Mathare is a slum in Nairobi, Kenya, in which approximately 500,000 people live packed into a three-square-mile region.
Many people dwelling in the poverty-stricken neighborhood turn to self-made entrepreneurship in the fight for survival. Filippo Romano's photography series "Nomadic Sellers" captures this population of door-to-door peddlers, pictured with the commodities that form their livelihood on their backs. Romano's eye-opening photos reveal how what began as a mode of survival morphed into something bigger -- a budding economy that's constantly expanding.
Romano's subjects carry on their person everything from watermelons to sneakers to lampshades to medicine, the colorful consumer goods contrasting starkly with their abject surroundings. The close proximity of poverty and the persisting desire to buy and sell shows that while consumerism is often considered a Western phenomenon, the obsession is now shared by most humans around the world. As Jenna Garrett explained in Feature Shoot, "With SIM cards and mobile phones rapidly becoming hot commodities, Romano hints that be it practical or frivolous, longing for material possessions is a universally human trait."
For his series, Romano combines each portrait with a short survey, a practice that lands somewhere between taking inventory and keeping a journal. Romano asks his subjects questions including how many hours they work a day, how much they make on average, whether they are married or have children. The information, scribbled under each image, adds an additional layer of depth and reality to the works that, when looked at alone, seem almost surreal. Romano's powerful photos don't cast any judgment on their subjects, nor do they ask the viewers to pity the salesmen. Instead he captures from close proximity a self-made community that, despite its distance and difficulties, actually resembles the rest of the world in a surprising number of ways.

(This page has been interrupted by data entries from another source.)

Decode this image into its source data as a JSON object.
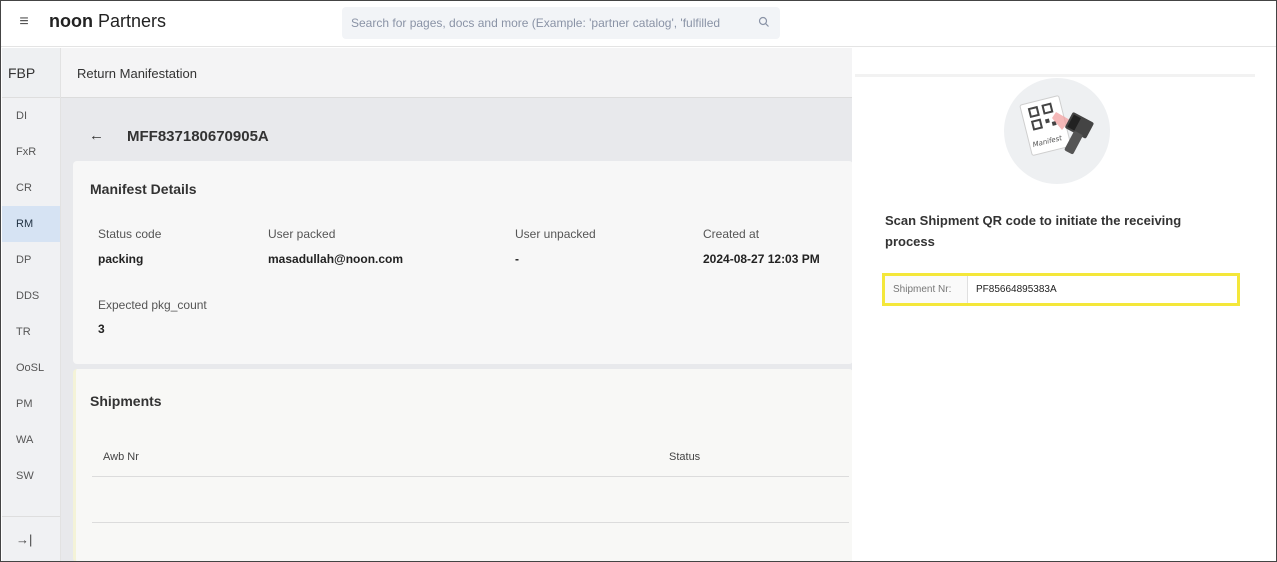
{
  "topbar": {
    "logo_bold": "noon",
    "logo_rest": " Partners",
    "search_placeholder": "Search for pages, docs and more (Example: 'partner catalog', 'fulfilled"
  },
  "sidebar": {
    "header": "FBP",
    "items": [
      {
        "label": "DI"
      },
      {
        "label": "FxR"
      },
      {
        "label": "CR"
      },
      {
        "label": "RM",
        "active": true
      },
      {
        "label": "DP"
      },
      {
        "label": "DDS"
      },
      {
        "label": "TR"
      },
      {
        "label": "OoSL"
      },
      {
        "label": "PM"
      },
      {
        "label": "WA"
      },
      {
        "label": "SW"
      }
    ],
    "collapse_glyph": "→|"
  },
  "main": {
    "breadcrumb": "Return Manifestation",
    "back_glyph": "←",
    "manifest_id": "MFF837180670905A",
    "details": {
      "title": "Manifest Details",
      "fields": [
        {
          "label": "Status code",
          "value": "packing"
        },
        {
          "label": "User packed",
          "value": "masadullah@noon.com"
        },
        {
          "label": "User unpacked",
          "value": "-"
        },
        {
          "label": "Created at",
          "value": "2024-08-27 12:03 PM"
        },
        {
          "label": "Expected pkg_count",
          "value": "3"
        }
      ]
    },
    "shipments": {
      "title": "Shipments",
      "columns": [
        "Awb Nr",
        "Status"
      ]
    }
  },
  "drawer": {
    "illustration_text": "Manifest",
    "scan_title": "Scan Shipment QR code to initiate the receiving process",
    "shipment_label": "Shipment Nr:",
    "shipment_value": "PF85664895383A"
  },
  "colors": {
    "highlight": "#f4e73a",
    "active_nav": "#d6e3f3"
  }
}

Take a look into the slums of Mathare below and let us know your thoughts in the comments.